**What is being asked**
Once you have read the listing, print all of it word for word.

**Exercise material**
··········

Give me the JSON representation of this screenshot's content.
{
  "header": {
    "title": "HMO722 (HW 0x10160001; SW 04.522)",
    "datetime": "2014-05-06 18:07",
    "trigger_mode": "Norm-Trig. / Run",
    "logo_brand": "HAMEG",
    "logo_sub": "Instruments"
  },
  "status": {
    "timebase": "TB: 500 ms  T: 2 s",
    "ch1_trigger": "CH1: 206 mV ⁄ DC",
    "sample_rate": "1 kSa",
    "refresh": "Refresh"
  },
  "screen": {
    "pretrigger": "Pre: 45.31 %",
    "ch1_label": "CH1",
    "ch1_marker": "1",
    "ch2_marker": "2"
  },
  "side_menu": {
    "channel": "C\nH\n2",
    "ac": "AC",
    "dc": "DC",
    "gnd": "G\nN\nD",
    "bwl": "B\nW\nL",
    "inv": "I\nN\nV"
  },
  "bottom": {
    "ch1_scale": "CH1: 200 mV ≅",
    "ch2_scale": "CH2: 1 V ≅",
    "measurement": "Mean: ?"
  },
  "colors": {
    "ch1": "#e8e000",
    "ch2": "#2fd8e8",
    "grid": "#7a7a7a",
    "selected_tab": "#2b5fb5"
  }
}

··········

**Answer section**
Give me the JSON representation of this screenshot's content.
{
  "header": {
    "title": "HMO722 (HW 0x10160001; SW 04.522)",
    "datetime": "2014-05-06 18:07",
    "trigger_mode": "Norm-Trig. / Run",
    "logo_brand": "HAMEG",
    "logo_sub": "Instruments"
  },
  "status": {
    "timebase": "TB: 500 ms  T: 2 s",
    "ch1_trigger": "CH1: 206 mV ⁄ DC",
    "sample_rate": "1 kSa",
    "refresh": "Refresh"
  },
  "screen": {
    "pretrigger": "Pre: 45.31 %",
    "ch1_label": "CH1",
    "ch1_marker": "1",
    "ch2_marker": "2"
  },
  "side_menu": {
    "channel": "C\nH\n2",
    "ac": "AC",
    "dc": "DC",
    "gnd": "G\nN\nD",
    "bwl": "B\nW\nL",
    "inv": "I\nN\nV"
  },
  "bottom": {
    "ch1_scale": "CH1: 200 mV ≅",
    "ch2_scale": "CH2: 1 V ≅",
    "measurement": "Mean: ?"
  },
  "colors": {
    "ch1": "#e8e000",
    "ch2": "#2fd8e8",
    "grid": "#7a7a7a",
    "selected_tab": "#2b5fb5"
  }
}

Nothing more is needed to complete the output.